Jackie, directed by Pablo Larraín and starring Natalie Portman as Jacqueline Kennedy-Onassis, is a confused mess, though mercifully short compared to Lincoln (only 99 minutes). All the press leading up to the film’s opening on Christmas Day talked exclusively about Portman’s “career-defining performance,” and up until I saw it yesterday, I had no idea what it was about. Yes, it stars Portman as the former First Lady, one of the most famous ever, an icon of fashion and grief and Camelot and blah blah blah. So… what about her? Why the movie all of a sudden? She died 22 years ago, last I checked a Kennedy didn’t run for president this year, and I’m not seeing any of the socially conscious boxes being checked here. Very white, very rich, very staid, run of the mill.
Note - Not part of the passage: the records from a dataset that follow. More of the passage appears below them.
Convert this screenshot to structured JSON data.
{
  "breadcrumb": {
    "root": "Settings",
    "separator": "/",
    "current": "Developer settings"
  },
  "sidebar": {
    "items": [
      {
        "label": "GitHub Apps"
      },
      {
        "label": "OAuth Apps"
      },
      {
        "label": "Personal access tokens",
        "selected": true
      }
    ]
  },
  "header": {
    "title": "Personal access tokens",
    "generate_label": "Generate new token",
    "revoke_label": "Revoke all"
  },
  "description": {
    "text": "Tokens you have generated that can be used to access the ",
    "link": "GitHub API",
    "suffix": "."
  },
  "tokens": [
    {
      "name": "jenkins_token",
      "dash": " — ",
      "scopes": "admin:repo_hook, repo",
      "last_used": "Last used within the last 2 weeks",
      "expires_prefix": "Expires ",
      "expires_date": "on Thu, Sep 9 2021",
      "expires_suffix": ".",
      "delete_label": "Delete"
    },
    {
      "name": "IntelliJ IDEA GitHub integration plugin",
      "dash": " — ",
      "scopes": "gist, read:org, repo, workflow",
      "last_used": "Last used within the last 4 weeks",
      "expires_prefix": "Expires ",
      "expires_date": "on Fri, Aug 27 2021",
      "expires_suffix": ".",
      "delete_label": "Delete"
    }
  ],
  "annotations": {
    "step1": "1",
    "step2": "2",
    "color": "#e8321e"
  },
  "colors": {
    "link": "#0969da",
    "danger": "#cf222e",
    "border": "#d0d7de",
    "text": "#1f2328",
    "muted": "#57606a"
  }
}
This kind of movie upsets me more than most because so many wonderful components are on display: Portman is wonderful as Jackie, but how can she garner any acclaim when she’s wonderful walking around an empty shell of a movie? She’s got the voice and the faces and the tics nailed down, but everyone else is out to lunch: Peter Sarsgaard, as RFK, is practically the only other halfway alive person here (though no Massachusetts accent is odd), everyone else—JFK, LBJ, Lady Bird, William Walton, Nancy Tuckerman—come courtesy of Madame Tussauds. Billy Crudup is fine as Theodore H. White, the journalist who profiled Jackie for Life at the end of 1963. But he’s just there to prop up the incoherent structure: we experience Jackie’s story as she tells it to White. There’s no point in chopping up a story with a timeframe this brief—we’re talking a matter of days—and make it nonlinear. It serves no one, it isn’t some clever device meant to mimic Jackie’s scattered, sorrow-stricken mindset. Portman is constantly shoved in our face, either in close-up or melodramatic tracking shots, and this movie really expects its audience to be so caught up in the living embodiment of a famous dead person that they don’t notice there’s nothing around it.
—Follow Nicky Smith on Twitter: @MUGGER1992